Citing PatentFiling datePublication dateApplicantTitle
US7538982 *7 Sep 200626 May 2009Quantum CorporationAdjustment system using ball-ended guide rods to align tape drive heads
US20070285846 *7 Sep 200613 Dec 2007Quantum Corporation, A Delaware CorporationAdjustment system using ball-ended guide rods to align tape drive heads
Classifications
U.S. Classification360/261.1, G9B/5.203, G9B/5.193
International ClassificationG11B5/584, G11B5/55
Cooperative ClassificationG11B5/584, G11B5/5552
European ClassificationG11B5/584, G11B5/55D2
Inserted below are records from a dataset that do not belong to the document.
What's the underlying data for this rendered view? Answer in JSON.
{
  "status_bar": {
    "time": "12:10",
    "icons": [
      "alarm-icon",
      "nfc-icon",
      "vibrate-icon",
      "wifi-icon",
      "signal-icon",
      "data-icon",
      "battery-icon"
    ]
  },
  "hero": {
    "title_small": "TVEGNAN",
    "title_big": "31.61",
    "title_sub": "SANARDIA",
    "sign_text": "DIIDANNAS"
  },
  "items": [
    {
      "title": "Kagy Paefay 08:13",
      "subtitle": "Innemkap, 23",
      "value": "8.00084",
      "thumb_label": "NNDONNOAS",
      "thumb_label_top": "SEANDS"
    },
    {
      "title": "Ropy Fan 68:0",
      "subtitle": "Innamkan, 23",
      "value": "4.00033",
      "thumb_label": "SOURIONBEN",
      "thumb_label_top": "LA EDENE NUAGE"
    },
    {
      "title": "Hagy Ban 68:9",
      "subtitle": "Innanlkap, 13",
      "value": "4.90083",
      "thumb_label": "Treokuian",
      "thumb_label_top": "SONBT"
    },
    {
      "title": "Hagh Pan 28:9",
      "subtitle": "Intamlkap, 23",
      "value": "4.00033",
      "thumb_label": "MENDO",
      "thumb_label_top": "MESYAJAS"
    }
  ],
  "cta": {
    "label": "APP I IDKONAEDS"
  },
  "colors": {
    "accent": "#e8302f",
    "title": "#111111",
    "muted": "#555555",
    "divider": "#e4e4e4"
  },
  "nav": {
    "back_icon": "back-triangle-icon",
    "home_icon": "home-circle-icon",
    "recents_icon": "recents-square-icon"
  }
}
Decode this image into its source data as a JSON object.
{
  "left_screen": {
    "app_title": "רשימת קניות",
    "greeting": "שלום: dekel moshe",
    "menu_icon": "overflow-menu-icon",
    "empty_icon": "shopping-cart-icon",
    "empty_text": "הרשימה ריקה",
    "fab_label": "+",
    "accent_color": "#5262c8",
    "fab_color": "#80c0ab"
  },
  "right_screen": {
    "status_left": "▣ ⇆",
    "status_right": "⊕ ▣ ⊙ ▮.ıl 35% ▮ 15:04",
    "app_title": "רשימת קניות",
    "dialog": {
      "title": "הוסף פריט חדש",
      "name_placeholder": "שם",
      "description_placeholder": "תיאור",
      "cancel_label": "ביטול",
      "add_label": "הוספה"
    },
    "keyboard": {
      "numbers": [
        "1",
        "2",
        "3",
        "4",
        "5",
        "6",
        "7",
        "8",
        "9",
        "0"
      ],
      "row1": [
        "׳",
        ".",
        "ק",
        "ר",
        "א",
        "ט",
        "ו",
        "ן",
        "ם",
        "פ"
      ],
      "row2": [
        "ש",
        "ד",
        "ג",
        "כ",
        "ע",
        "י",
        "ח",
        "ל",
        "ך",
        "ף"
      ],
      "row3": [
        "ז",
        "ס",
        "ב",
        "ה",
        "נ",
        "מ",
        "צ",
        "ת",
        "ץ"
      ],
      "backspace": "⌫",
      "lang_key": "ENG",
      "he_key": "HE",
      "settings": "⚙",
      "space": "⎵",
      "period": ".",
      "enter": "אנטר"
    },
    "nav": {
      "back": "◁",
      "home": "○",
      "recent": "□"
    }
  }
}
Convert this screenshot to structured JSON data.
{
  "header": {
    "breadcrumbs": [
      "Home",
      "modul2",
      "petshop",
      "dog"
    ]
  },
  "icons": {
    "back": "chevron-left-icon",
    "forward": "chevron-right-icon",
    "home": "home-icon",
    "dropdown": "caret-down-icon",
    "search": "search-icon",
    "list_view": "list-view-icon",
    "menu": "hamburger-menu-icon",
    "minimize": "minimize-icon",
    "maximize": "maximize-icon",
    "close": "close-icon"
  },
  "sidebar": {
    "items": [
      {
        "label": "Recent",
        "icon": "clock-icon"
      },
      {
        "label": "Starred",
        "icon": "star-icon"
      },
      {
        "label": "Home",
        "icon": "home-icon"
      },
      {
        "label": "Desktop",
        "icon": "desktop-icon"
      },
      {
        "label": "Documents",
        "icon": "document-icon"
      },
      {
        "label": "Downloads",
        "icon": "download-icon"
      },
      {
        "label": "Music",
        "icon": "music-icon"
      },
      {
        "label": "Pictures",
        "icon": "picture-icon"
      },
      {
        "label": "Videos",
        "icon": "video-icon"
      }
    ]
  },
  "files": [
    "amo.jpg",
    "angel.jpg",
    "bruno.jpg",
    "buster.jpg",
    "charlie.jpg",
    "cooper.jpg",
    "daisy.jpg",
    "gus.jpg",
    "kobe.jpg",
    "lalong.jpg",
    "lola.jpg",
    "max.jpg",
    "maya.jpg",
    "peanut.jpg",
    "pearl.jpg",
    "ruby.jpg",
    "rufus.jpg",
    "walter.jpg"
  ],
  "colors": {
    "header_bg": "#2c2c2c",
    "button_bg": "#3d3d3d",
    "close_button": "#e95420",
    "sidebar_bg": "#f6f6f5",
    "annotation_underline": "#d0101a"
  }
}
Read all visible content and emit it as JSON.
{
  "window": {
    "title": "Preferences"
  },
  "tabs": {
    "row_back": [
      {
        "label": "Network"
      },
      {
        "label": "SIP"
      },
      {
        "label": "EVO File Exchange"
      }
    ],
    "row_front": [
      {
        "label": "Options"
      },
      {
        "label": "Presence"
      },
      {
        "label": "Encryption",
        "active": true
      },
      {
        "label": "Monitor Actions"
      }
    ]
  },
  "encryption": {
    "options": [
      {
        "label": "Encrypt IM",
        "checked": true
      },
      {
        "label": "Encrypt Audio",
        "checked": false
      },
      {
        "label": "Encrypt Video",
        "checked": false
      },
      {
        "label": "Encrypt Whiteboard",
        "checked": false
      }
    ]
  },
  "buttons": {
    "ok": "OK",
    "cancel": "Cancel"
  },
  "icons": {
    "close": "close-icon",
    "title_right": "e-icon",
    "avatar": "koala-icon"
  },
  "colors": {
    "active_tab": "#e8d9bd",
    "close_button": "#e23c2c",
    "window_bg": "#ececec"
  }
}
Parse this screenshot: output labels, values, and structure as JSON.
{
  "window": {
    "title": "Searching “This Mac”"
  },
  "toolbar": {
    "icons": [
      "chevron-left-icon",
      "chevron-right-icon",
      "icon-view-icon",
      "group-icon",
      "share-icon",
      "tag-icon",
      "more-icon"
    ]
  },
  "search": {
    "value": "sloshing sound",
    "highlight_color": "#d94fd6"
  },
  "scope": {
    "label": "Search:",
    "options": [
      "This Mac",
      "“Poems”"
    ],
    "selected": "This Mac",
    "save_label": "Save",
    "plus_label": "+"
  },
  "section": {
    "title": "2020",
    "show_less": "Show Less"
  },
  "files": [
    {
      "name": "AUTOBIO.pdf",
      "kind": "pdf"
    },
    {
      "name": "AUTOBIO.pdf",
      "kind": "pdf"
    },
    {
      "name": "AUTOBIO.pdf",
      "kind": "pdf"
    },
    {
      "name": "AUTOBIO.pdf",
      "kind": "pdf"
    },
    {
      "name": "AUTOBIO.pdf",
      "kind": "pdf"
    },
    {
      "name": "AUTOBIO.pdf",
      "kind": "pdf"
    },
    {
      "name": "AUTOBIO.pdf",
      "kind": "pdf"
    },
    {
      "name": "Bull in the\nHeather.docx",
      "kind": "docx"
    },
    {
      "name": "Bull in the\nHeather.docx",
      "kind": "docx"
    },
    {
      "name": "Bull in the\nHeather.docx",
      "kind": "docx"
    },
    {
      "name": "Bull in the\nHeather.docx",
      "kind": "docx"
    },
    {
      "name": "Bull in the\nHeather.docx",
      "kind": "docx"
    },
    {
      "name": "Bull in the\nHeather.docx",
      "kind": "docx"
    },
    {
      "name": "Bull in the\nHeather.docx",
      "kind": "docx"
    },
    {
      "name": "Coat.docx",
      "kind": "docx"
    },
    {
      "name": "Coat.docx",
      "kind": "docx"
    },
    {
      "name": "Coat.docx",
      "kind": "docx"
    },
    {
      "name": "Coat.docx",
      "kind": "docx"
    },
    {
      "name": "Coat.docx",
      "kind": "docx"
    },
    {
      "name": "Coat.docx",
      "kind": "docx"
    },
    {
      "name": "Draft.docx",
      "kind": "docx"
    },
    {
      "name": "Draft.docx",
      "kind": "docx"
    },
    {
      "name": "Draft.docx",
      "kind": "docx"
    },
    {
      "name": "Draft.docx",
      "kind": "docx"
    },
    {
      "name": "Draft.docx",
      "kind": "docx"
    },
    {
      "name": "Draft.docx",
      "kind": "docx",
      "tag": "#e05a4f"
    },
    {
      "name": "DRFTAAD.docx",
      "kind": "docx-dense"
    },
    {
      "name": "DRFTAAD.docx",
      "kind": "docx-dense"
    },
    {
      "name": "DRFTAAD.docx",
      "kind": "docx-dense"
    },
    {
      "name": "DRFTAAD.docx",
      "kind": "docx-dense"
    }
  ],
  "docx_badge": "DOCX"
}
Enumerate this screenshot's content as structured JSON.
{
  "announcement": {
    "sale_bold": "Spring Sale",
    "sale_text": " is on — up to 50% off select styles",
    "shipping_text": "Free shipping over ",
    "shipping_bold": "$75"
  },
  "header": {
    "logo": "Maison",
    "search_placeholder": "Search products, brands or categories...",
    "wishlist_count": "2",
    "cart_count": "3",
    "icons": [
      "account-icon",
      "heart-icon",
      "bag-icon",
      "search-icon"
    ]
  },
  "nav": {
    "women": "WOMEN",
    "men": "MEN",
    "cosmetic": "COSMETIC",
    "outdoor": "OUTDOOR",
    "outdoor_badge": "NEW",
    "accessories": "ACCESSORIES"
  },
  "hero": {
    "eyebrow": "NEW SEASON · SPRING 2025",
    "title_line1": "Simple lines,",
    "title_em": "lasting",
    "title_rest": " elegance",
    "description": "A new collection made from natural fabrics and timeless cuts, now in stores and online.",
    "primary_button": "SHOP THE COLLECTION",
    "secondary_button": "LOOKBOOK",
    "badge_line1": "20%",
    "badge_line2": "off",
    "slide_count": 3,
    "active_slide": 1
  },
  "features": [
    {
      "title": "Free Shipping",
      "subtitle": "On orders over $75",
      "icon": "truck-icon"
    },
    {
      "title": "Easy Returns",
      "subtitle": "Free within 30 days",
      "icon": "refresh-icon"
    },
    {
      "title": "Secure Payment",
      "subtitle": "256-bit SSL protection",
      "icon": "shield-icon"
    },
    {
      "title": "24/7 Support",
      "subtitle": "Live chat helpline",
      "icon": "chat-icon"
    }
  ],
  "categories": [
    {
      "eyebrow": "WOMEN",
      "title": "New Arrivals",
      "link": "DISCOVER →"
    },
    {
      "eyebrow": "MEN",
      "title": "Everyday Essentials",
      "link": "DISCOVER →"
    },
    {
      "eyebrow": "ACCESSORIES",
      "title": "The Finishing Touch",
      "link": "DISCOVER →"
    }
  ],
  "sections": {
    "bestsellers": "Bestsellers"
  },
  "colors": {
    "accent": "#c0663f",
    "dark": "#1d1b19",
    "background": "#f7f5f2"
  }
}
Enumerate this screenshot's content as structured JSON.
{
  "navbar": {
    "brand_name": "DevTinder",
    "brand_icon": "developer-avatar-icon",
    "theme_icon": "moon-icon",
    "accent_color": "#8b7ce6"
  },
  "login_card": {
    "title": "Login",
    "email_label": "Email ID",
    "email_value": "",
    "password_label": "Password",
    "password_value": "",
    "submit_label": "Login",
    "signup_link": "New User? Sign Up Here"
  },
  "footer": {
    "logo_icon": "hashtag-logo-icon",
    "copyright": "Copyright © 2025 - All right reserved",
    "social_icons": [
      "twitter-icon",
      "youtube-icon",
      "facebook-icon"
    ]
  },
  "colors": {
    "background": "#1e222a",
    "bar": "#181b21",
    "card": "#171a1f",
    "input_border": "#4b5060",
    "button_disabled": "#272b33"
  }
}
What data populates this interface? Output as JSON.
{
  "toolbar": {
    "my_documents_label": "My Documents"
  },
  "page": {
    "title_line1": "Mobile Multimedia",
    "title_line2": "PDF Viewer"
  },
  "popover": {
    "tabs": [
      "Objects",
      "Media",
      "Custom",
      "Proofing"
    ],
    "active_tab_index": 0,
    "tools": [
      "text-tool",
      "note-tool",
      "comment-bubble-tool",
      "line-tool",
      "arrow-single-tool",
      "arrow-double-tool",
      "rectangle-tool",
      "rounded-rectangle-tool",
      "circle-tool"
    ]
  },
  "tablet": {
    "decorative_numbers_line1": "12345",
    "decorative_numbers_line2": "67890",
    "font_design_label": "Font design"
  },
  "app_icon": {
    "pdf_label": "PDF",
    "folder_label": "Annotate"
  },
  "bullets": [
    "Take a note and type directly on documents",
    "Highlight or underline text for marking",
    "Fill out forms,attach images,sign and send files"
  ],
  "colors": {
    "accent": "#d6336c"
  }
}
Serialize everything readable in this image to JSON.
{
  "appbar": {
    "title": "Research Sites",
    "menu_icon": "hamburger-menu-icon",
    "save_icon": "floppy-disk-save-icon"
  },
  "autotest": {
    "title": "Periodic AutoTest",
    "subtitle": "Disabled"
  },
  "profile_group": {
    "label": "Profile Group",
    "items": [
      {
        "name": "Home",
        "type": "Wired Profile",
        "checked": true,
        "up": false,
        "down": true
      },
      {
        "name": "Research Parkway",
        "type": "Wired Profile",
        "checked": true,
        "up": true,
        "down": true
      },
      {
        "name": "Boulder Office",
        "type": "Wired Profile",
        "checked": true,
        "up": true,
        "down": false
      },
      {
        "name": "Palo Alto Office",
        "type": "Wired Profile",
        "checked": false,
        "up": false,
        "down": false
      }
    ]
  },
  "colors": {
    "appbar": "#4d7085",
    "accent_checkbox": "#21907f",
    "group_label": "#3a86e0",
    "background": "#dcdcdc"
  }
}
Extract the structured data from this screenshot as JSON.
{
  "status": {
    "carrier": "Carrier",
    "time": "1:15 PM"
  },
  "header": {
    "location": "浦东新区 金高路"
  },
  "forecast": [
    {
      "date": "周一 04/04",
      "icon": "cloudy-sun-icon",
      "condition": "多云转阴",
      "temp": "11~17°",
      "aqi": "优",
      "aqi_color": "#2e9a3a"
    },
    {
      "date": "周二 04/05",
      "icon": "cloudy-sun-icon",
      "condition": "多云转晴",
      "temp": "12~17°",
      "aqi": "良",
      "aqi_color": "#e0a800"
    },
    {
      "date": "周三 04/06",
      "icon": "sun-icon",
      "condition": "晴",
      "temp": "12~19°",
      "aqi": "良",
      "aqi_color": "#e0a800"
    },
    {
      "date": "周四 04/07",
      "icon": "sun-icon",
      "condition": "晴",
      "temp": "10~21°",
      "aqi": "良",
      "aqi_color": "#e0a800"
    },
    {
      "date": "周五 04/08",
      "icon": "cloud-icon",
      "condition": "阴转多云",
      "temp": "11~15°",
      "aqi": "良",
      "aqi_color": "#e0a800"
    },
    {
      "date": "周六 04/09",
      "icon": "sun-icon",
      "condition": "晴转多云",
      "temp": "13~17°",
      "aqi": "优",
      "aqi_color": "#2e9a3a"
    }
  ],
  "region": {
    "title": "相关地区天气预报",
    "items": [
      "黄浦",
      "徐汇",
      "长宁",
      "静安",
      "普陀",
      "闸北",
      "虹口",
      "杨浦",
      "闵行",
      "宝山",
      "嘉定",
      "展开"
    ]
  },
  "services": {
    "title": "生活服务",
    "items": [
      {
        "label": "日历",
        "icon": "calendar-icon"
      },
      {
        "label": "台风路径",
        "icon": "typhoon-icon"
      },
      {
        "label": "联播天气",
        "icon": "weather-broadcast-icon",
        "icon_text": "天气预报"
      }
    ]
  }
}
Legal Events
DateCodeEventDescription
26 Jan 2004ASAssignment
Owner name: HEWLETT-PACKARD DEVELOPMENT COMPANY, L.P., TEXAS
Free format text: ASSIGNMENT OF ASSIGNORS INTEREST;ASSIGNOR:MCCARTHY, ROBERT;REEL/FRAME:014939/0141
Effective date: 20040122
2 May 2011FPAYFee payment
Year of fee payment: 4
25 Mar 2015FPAYFee payment
Year of fee payment: 8
9 Nov 2015ASAssignment
Owner name: HEWLETT PACKARD ENTERPRISE DEVELOPMENT LP, TEXAS
Free format text: ASSIGNMENT OF ASSIGNORS INTEREST;ASSIGNOR:HEWLETT-PACKARD DEVELOPMENT COMPANY, L.P.;REEL/FRAME:037079/0001
Effective date: 20151027